Finally as regards blogs, there have once again been a 2 fold benefit. Firstly, Twitter is a forum restricted to 140 words. On one hand, it encourages people to come straight to the point without leaving any room for preamble etc, while on the other hand, it leaves one a bit incomplete as to whether the whole picture has been conveyed. Patient blogs have been fascinating to read (take your pick from Laura, Hannah, David, Yas, Dannie et al) and once again been an educational and learning experience for me as a healthcare professional. Secondly, personal musings on a blog, albeit my own views, not only gives one a forum to air views about healthcare, what one can change, what should change but also perhaps cathartic. Criticism is what makes a democracy tick, (and constructive ones help people and organisations, if wiling, to develop further) but this should not extend to personal attacks laced with vitriol. if anything, such occurrence, lessens the impact of the blog and the writer.

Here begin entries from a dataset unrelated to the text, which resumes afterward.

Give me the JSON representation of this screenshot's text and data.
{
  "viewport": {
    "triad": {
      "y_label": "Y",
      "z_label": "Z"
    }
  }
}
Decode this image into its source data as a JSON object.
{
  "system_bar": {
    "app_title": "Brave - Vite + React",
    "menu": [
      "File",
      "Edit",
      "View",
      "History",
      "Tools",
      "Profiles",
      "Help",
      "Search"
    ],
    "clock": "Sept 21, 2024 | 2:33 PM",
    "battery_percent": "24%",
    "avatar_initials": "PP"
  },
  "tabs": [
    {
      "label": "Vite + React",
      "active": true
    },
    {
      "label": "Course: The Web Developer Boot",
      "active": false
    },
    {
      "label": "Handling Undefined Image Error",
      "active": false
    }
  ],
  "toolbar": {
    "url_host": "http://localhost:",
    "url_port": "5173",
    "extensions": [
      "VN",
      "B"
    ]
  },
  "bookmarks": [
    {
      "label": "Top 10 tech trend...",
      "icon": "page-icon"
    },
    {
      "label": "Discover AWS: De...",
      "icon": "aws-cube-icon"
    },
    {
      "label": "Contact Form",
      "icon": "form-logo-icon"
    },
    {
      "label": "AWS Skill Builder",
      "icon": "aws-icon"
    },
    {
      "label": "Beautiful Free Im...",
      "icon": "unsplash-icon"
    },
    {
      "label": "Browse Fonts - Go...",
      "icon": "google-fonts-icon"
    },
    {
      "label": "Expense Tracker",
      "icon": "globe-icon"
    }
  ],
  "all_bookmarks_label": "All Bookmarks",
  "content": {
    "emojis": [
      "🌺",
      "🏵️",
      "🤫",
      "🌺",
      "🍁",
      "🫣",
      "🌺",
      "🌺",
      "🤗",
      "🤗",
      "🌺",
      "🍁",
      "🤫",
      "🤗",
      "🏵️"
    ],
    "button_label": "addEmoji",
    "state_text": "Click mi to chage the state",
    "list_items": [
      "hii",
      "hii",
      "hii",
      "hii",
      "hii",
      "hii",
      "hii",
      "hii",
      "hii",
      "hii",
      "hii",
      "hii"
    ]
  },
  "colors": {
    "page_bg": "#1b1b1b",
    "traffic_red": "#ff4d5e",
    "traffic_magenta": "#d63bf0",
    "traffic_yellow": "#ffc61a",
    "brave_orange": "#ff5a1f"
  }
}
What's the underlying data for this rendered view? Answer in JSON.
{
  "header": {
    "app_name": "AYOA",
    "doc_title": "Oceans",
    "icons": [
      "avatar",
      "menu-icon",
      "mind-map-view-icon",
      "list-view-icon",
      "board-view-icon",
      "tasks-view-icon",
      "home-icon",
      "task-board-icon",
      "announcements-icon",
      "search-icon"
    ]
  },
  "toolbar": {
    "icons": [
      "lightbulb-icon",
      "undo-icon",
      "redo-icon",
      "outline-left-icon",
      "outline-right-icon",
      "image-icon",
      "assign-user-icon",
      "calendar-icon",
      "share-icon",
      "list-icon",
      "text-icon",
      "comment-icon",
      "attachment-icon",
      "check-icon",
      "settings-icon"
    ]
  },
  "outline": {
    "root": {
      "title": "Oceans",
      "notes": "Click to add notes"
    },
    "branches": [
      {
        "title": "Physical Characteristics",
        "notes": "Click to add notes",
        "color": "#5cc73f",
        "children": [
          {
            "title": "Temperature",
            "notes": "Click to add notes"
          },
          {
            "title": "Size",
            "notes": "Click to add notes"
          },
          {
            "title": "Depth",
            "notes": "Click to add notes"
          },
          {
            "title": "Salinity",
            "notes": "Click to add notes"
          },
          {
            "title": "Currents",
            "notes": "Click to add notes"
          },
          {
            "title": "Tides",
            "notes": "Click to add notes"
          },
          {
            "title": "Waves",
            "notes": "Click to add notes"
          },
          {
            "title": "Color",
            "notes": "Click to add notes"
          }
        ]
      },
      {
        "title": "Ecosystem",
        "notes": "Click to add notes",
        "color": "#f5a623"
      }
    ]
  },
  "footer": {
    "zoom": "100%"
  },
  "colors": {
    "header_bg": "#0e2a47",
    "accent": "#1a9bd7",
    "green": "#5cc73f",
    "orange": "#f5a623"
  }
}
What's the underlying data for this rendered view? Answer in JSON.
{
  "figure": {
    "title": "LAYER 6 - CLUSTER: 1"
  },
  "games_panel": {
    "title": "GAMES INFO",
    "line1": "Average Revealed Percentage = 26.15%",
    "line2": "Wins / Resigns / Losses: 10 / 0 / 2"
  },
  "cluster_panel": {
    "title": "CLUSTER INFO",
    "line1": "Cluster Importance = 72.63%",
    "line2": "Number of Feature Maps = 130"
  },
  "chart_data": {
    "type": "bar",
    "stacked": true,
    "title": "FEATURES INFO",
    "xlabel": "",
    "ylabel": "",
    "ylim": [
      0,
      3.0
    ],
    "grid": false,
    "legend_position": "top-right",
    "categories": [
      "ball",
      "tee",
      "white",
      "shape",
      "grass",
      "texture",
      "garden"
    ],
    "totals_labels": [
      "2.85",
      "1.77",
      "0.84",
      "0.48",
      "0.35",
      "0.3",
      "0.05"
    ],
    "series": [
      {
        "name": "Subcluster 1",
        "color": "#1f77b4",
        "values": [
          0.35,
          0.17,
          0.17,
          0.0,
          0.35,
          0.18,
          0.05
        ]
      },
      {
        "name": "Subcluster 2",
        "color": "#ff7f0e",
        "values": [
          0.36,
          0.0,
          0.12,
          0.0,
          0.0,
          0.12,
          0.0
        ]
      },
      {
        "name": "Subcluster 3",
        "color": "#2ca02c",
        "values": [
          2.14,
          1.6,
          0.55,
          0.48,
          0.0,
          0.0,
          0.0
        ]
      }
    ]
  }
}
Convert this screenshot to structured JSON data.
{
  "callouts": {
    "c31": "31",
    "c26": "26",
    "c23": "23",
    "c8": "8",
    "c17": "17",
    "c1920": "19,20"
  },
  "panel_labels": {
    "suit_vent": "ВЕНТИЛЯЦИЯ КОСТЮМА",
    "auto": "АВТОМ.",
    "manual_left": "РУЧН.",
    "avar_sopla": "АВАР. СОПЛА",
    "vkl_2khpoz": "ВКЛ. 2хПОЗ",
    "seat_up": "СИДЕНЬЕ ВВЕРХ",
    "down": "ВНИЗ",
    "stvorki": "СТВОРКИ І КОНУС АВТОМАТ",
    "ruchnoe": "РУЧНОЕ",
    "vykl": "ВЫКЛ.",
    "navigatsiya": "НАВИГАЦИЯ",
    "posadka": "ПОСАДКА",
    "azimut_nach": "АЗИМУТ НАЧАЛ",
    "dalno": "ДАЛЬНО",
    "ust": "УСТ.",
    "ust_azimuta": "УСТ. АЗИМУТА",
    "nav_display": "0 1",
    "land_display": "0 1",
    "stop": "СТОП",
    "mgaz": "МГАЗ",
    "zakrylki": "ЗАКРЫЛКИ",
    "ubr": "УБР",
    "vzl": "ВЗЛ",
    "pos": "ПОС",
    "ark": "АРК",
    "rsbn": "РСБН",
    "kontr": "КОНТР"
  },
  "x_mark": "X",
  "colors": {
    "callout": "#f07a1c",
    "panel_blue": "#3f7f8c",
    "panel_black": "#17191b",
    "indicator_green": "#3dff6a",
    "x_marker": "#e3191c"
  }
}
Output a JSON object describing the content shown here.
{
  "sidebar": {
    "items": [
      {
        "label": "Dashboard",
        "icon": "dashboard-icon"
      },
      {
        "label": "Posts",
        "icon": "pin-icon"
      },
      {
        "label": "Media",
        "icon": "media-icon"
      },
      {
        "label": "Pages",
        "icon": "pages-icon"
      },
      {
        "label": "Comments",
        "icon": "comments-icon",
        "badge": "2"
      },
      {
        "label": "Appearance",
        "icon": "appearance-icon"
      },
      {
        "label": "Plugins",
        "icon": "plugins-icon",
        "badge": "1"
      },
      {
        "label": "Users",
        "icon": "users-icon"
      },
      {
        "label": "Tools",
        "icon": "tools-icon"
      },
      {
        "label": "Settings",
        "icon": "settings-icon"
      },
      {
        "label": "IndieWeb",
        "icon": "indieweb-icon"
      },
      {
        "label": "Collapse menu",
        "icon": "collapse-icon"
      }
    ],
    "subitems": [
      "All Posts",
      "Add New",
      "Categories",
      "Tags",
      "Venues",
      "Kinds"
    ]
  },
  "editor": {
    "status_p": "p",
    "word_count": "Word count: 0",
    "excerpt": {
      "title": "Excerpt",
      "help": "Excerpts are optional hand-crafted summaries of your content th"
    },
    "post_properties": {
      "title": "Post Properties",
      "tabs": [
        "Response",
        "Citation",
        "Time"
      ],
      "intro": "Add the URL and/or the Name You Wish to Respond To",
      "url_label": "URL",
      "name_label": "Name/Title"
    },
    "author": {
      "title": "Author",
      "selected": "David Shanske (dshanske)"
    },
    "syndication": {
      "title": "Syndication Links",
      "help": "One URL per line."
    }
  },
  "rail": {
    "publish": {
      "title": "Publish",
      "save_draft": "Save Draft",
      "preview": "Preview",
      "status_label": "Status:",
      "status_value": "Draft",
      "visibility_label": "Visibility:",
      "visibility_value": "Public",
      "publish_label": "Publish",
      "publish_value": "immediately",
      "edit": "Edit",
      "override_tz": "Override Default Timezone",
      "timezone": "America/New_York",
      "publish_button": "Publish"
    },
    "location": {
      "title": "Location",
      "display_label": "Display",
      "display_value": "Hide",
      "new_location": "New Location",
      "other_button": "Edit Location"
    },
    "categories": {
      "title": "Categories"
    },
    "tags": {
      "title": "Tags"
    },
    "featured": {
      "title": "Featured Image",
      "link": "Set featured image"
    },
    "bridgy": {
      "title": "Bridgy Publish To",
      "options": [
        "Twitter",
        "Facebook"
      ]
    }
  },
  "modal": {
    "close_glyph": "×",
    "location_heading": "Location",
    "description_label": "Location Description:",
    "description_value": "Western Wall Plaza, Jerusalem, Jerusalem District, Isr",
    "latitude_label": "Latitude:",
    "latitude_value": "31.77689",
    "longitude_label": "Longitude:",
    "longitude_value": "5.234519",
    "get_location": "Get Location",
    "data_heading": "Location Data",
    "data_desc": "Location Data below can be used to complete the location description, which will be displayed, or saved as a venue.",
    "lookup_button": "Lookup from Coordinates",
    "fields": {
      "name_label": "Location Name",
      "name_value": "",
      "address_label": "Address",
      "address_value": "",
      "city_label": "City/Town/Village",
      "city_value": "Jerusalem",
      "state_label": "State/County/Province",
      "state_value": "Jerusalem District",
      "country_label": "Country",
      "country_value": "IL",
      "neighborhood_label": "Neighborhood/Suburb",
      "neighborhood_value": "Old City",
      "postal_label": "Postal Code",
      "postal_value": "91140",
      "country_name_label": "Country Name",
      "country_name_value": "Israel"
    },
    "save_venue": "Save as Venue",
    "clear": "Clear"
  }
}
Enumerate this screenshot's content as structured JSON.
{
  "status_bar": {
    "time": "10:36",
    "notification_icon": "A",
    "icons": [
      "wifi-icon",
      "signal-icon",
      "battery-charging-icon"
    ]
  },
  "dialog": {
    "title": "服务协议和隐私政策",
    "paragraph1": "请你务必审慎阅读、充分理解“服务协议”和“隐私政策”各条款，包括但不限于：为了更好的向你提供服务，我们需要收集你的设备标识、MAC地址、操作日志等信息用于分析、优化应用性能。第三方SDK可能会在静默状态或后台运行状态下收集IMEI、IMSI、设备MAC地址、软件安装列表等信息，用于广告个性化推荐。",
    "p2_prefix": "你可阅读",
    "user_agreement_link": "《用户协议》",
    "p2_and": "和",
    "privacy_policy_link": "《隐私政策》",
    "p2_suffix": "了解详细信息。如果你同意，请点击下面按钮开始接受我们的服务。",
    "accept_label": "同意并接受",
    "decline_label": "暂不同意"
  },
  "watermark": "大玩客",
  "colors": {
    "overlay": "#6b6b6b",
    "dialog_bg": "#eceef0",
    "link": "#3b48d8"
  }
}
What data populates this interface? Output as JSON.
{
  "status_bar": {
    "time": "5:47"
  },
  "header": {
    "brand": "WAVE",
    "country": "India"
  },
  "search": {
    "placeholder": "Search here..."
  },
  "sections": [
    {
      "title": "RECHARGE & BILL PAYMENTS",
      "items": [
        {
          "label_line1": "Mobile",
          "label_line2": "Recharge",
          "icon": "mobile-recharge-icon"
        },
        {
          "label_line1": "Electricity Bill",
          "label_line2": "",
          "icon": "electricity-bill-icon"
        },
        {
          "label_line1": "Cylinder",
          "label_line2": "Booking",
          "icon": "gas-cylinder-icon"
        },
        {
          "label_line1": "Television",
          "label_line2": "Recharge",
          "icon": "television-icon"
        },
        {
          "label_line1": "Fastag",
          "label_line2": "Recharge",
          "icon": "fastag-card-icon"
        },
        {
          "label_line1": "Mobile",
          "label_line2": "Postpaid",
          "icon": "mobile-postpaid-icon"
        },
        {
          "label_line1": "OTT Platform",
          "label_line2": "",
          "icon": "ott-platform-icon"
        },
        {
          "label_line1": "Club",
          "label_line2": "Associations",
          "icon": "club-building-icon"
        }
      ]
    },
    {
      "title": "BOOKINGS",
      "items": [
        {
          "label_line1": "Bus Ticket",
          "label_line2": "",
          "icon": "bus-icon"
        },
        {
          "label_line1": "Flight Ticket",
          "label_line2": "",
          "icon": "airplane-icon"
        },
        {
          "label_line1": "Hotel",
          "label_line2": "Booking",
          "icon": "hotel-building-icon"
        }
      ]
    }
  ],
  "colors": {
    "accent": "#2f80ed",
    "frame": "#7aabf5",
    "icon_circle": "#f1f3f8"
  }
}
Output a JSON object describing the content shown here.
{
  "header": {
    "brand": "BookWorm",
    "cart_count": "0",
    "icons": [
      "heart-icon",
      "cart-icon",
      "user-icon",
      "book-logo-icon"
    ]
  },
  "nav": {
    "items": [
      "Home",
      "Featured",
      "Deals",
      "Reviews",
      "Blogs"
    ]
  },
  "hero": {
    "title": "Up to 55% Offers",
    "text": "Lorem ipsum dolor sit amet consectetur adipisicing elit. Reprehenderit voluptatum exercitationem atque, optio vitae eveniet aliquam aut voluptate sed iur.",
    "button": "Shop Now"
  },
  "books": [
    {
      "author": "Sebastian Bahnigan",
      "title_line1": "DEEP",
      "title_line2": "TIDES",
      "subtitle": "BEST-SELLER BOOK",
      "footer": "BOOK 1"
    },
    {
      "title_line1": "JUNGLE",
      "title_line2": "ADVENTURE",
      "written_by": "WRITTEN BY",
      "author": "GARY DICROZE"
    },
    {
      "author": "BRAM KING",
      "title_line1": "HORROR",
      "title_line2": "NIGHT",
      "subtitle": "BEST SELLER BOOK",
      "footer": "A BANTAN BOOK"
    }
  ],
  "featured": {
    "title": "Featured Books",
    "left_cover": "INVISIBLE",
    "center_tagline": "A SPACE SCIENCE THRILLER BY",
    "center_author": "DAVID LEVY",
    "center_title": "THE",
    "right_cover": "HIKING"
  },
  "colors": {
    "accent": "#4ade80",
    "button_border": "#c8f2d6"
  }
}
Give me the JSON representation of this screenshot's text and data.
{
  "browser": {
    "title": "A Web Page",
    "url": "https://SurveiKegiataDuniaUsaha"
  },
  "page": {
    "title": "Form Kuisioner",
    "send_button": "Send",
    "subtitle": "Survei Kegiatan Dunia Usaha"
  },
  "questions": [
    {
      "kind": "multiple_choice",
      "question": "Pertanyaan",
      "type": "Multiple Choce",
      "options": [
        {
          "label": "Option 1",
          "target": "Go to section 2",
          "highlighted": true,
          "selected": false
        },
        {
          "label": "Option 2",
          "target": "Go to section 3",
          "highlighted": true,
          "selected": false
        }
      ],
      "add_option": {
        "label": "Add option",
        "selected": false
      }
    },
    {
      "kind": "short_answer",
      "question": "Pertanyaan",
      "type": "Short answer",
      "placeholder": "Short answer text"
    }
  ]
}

Personally, I see social media developing as an adjunct rather than replacing anything big in the healthcare sector. As an educational forum, it can be an excellent vehicle and perhaps could also become a vehicle to help professionals interact better with patients and fellow professionals. The confidentiality issue will however need to be tackled and security of these vehicles still need further work before any direct health related advice can be given. The GMC has some available guidance for professionals, as are the RCGP coming out with one. However, the key is to use any of the forums in a manner which is professional and not seen by any individual or organisation to be compromising confidentiality or questioning integrity of others.Examples abound of professionals who use this forum in a responsible or judicious manner, whilst also contributing to diabetes care- step forward Dean, Annie, Simon and Sandeep!

At the end of the day, we need to ask ourselves whether any of this will help the patient or for that matter, any specific group.. If the feedback from patients is that "this" is the forum they would like to use, then as professionals, it's our responsibility to make it work. As mentioned previously, the days of "us" seeing patients on our own terms is dying a slow death...we need to ensure that we can rise to the challenge and use existing forums to suit patients, especially in a disease process, where engagement is the key mantra.